* **WORK INSTRUCTIONS**: Output the data as it stands. Each line must match exactly.

* **Data records for software interfaces**:
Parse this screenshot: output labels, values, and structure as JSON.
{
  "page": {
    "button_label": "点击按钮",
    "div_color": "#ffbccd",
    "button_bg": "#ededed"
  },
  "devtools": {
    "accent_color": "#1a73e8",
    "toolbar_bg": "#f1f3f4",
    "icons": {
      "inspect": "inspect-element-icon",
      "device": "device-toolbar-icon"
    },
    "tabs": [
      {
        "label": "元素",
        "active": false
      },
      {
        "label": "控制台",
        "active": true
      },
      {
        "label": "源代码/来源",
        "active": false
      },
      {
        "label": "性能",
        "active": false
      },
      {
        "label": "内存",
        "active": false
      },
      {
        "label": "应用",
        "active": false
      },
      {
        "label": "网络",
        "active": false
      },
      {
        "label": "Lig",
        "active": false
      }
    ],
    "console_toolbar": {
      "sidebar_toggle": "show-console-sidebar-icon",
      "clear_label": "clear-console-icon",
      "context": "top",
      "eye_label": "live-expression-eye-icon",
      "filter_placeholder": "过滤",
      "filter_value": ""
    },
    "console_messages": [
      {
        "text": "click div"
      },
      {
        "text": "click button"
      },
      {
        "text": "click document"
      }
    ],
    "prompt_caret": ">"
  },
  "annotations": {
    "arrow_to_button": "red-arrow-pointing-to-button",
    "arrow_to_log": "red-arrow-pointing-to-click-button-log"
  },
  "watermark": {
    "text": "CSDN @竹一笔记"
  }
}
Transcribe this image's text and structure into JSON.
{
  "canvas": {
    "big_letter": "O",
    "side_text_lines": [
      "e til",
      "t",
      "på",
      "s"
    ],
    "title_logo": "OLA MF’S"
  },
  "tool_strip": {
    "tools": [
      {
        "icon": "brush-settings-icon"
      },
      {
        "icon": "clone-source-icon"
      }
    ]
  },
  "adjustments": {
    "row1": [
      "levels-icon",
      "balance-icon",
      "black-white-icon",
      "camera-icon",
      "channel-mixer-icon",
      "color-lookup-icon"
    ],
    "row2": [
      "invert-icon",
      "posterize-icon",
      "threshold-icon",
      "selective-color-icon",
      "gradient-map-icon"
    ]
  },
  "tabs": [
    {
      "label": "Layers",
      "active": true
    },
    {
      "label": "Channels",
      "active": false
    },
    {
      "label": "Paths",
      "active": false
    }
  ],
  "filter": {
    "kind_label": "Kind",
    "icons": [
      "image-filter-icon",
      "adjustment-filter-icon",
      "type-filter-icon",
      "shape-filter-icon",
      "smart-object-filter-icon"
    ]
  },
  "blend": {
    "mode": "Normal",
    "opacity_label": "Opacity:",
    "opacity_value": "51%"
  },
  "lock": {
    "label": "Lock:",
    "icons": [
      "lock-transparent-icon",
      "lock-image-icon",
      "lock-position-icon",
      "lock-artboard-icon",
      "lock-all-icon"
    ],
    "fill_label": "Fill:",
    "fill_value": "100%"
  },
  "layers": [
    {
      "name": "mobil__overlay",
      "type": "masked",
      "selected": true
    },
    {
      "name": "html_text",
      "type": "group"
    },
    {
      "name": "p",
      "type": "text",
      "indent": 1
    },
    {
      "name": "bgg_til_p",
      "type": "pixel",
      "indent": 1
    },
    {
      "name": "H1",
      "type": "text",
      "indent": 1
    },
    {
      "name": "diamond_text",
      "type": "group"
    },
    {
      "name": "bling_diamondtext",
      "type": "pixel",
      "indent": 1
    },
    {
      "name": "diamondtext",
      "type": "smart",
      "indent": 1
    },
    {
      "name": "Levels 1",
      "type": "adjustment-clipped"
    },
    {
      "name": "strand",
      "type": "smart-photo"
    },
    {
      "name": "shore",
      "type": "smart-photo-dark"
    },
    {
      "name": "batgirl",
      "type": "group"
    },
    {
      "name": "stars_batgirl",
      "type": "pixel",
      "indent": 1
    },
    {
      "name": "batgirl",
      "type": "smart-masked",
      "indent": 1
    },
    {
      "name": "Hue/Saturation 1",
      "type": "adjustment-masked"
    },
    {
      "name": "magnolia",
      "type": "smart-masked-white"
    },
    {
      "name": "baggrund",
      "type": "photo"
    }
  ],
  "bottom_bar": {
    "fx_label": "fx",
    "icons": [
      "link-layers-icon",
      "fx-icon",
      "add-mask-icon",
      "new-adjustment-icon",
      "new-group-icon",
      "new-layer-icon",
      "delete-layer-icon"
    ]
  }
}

* **TASK OUTPUT**:
Parse this screenshot: output labels, values, and structure as JSON.
{
  "page": {
    "button_label": "点击按钮",
    "div_color": "#ffbccd",
    "button_bg": "#ededed"
  },
  "devtools": {
    "accent_color": "#1a73e8",
    "toolbar_bg": "#f1f3f4",
    "icons": {
      "inspect": "inspect-element-icon",
      "device": "device-toolbar-icon"
    },
    "tabs": [
      {
        "label": "元素",
        "active": false
      },
      {
        "label": "控制台",
        "active": true
      },
      {
        "label": "源代码/来源",
        "active": false
      },
      {
        "label": "性能",
        "active": false
      },
      {
        "label": "内存",
        "active": false
      },
      {
        "label": "应用",
        "active": false
      },
      {
        "label": "网络",
        "active": false
      },
      {
        "label": "Lig",
        "active": false
      }
    ],
    "console_toolbar": {
      "sidebar_toggle": "show-console-sidebar-icon",
      "clear_label": "clear-console-icon",
      "context": "top",
      "eye_label": "live-expression-eye-icon",
      "filter_placeholder": "过滤",
      "filter_value": ""
    },
    "console_messages": [
      {
        "text": "click div"
      },
      {
        "text": "click button"
      },
      {
        "text": "click document"
      }
    ],
    "prompt_caret": ">"
  },
  "annotations": {
    "arrow_to_button": "red-arrow-pointing-to-button",
    "arrow_to_log": "red-arrow-pointing-to-click-button-log"
  },
  "watermark": {
    "text": "CSDN @竹一笔记"
  }
}
Transcribe this image's text and structure into JSON.
{
  "canvas": {
    "big_letter": "O",
    "side_text_lines": [
      "e til",
      "t",
      "på",
      "s"
    ],
    "title_logo": "OLA MF’S"
  },
  "tool_strip": {
    "tools": [
      {
        "icon": "brush-settings-icon"
      },
      {
        "icon": "clone-source-icon"
      }
    ]
  },
  "adjustments": {
    "row1": [
      "levels-icon",
      "balance-icon",
      "black-white-icon",
      "camera-icon",
      "channel-mixer-icon",
      "color-lookup-icon"
    ],
    "row2": [
      "invert-icon",
      "posterize-icon",
      "threshold-icon",
      "selective-color-icon",
      "gradient-map-icon"
    ]
  },
  "tabs": [
    {
      "label": "Layers",
      "active": true
    },
    {
      "label": "Channels",
      "active": false
    },
    {
      "label": "Paths",
      "active": false
    }
  ],
  "filter": {
    "kind_label": "Kind",
    "icons": [
      "image-filter-icon",
      "adjustment-filter-icon",
      "type-filter-icon",
      "shape-filter-icon",
      "smart-object-filter-icon"
    ]
  },
  "blend": {
    "mode": "Normal",
    "opacity_label": "Opacity:",
    "opacity_value": "51%"
  },
  "lock": {
    "label": "Lock:",
    "icons": [
      "lock-transparent-icon",
      "lock-image-icon",
      "lock-position-icon",
      "lock-artboard-icon",
      "lock-all-icon"
    ],
    "fill_label": "Fill:",
    "fill_value": "100%"
  },
  "layers": [
    {
      "name": "mobil__overlay",
      "type": "masked",
      "selected": true
    },
    {
      "name": "html_text",
      "type": "group"
    },
    {
      "name": "p",
      "type": "text",
      "indent": 1
    },
    {
      "name": "bgg_til_p",
      "type": "pixel",
      "indent": 1
    },
    {
      "name": "H1",
      "type": "text",
      "indent": 1
    },
    {
      "name": "diamond_text",
      "type": "group"
    },
    {
      "name": "bling_diamondtext",
      "type": "pixel",
      "indent": 1
    },
    {
      "name": "diamondtext",
      "type": "smart",
      "indent": 1
    },
    {
      "name": "Levels 1",
      "type": "adjustment-clipped"
    },
    {
      "name": "strand",
      "type": "smart-photo"
    },
    {
      "name": "shore",
      "type": "smart-photo-dark"
    },
    {
      "name": "batgirl",
      "type": "group"
    },
    {
      "name": "stars_batgirl",
      "type": "pixel",
      "indent": 1
    },
    {
      "name": "batgirl",
      "type": "smart-masked",
      "indent": 1
    },
    {
      "name": "Hue/Saturation 1",
      "type": "adjustment-masked"
    },
    {
      "name": "magnolia",
      "type": "smart-masked-white"
    },
    {
      "name": "baggrund",
      "type": "photo"
    }
  ],
  "bottom_bar": {
    "fx_label": "fx",
    "icons": [
      "link-layers-icon",
      "fx-icon",
      "add-mask-icon",
      "new-adjustment-icon",
      "new-group-icon",
      "new-layer-icon",
      "delete-layer-icon"
    ]
  }
}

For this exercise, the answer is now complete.